  • General information about Governor Cuomo’s “New York Forward” reopening plan can be found here. In conjunction with “New York Forward,” the Governor has also released this comprehensive reopening guide, which addresses business reopenings plus a host of other COVID-19-related issues.
  • To help businesses determine whether they can reopen within a particular region, the State has developed a business reopening lookup tool, which can be found here. The tool is intended to “help you determine whether or not your business is eligible to reopen, and the public health and safety standards with which your business must comply.”
  • Updated as of June 15: Additionally, the State’s regional monitoring dashboard – available here (and with more detailed information here) – shows where each of the Empire State’s 10 regions stands with regard to satisfying the Governor’s seven metrics for reopening. At long last, New York City satisfied these metrics last week, meaning that all 10 of the State’s regions have now reopened (at least to some extent).
  • Updated as of June 15: As we have previously discussed, the Governor’s “New York Forward” plan permits industries to reopen in four staggered phases (once, as a threshold matter, the region in which the business operates is eligible to reopen).

With New York City finally reopening last week, “phase one” industries – as detailed on this general “phase one” website – are now eligible to reopen in each of the State’s 10 regions. The phase one website provides detailed guidelines for reopening each specific phase one industry – namely, construction, non-food related agriculture, forestry, fishing, retail trade, manufacturing, wholesale trade, and higher education research. Notably, the final industry listed – higher education research – was only added to the “phase one” list last week.

In addition, “phase two” industries are, at present, eligible to reopen in all regions except for New York City. To that end, the State has published a general “phase two” website, as well as detailed reopening guidelines for each specific phase two industry – certain offices, real estate, essential and phase 2 in-store retail businesses, auto dealerships, retail rental, repair, and cleaning, commercial building management, and hair salons and barbershops. Interestingly, whereas malls were previously excluded entirely from the Governor’s reopening plan, just last week the State announced that stores in malls may now operate, so long as they do so through curbside pickup “at or near the general mall entrance.

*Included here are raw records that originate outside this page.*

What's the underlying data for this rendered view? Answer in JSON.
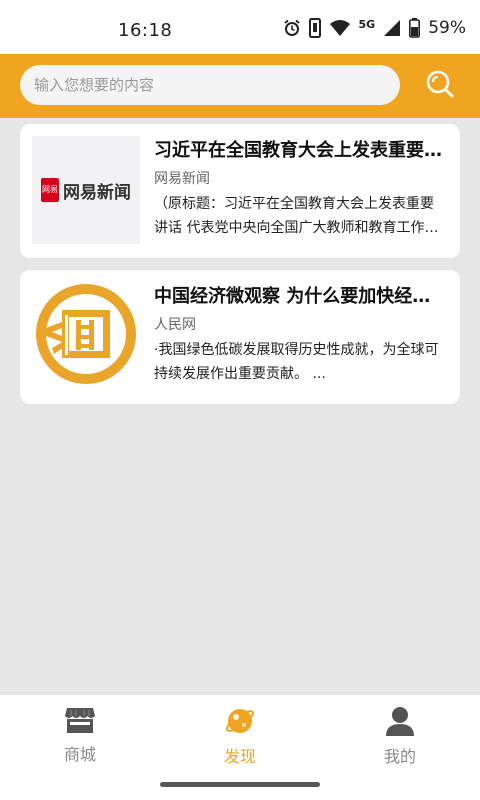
{
  "status_bar": {
    "time": "16:18",
    "network": "5G",
    "battery": "59%"
  },
  "search": {
    "placeholder": "输入您想要的内容"
  },
  "colors": {
    "accent": "#efa51f",
    "background": "#e6e6e6",
    "card": "#ffffff"
  },
  "news": [
    {
      "title": "习近平在全国教育大会上发表重要讲话",
      "source": "网易新闻",
      "summary": "（原标题：习近平在全国教育大会上发表重要讲话 代表党中央向全国广大教师和教育工作者致以节日问候",
      "thumb_text": "网易新闻",
      "thumb_badge": "网易"
    },
    {
      "title": "中国经济微观察 为什么要加快经济社会发展全面绿色转型",
      "source": "人民网",
      "summary": "·我国绿色低碳发展取得历史性成就，为全球可持续发展作出重要贡献。 ...",
      "thumb_text": ""
    }
  ],
  "bottom_nav": {
    "items": [
      {
        "label": "商城",
        "icon": "shop-icon",
        "active": false
      },
      {
        "label": "发现",
        "icon": "planet-icon",
        "active": true
      },
      {
        "label": "我的",
        "icon": "user-icon",
        "active": false
      }
    ]
  }
}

And on Friday, the State announced that “phase three” industries are now permitted to reopen in five of the State’s 10 regions (Central New York, Finger Lakes, Mohawk Valley, North Country, and Southern Tier). As with phases one and two, the State has published a general “phase three” website, as well as detailed reopening guidelines for the two phase three industries – food services (including indoor dining) and personal care (which does not include gyms).

  • Updated as of June 15: As we previously discussed, every business and industry is required to develop a written plan, as they reopen, to protect employees and consumers, make the physical workspace safer, and implement processes that lower the risk of infection in the business. New York has published a template business safety plan in this regard.

Businesses may fill out the template to satisfy the above requirement, or may develop their own written plan. Whatever option is chosen, the plan does not need to be submitted to a state agency for approval, but must be retained on the premises of the business and must made available to the New York State Department of Health or local health or safety authorities in the event of an inspection.

In addition to this plan, the State’s general phase one, two, and three websites require that businesses electronically affirm that they have read and will adhere to the guidelines specific to their industry (here, for instance, is a link to the required affirmation for construction industry companies).

  • The Empire State Development Corporation (ESDC) has created this website with FAQs regarding businesses reopenings in New York. The website addresses common reopening questions, including how to determine whether and when your industry or region is permitted to reopen, and also includes a mechanism for employers to submit additional questions that have not yet been addressed.
  • Updated as of June 15: Finally, on June 11, the ESDC updated is guidance for determining whether a New York business is considered an “essential” business or entity. The updated guidance, which principally expands the list of permitted outdoor recreational activities, can be found here.

This is not the final guidance Governor Cuomo will issue regarding business reopenings, and we will update this post as additional information is published. To that end, Reed Smith’s attorneys are monitoring New York’s responses to COVID-19 and their related impact on employers. If you have any questions on how to ensure compliance with the state’s many new regulations, our team is available to assist.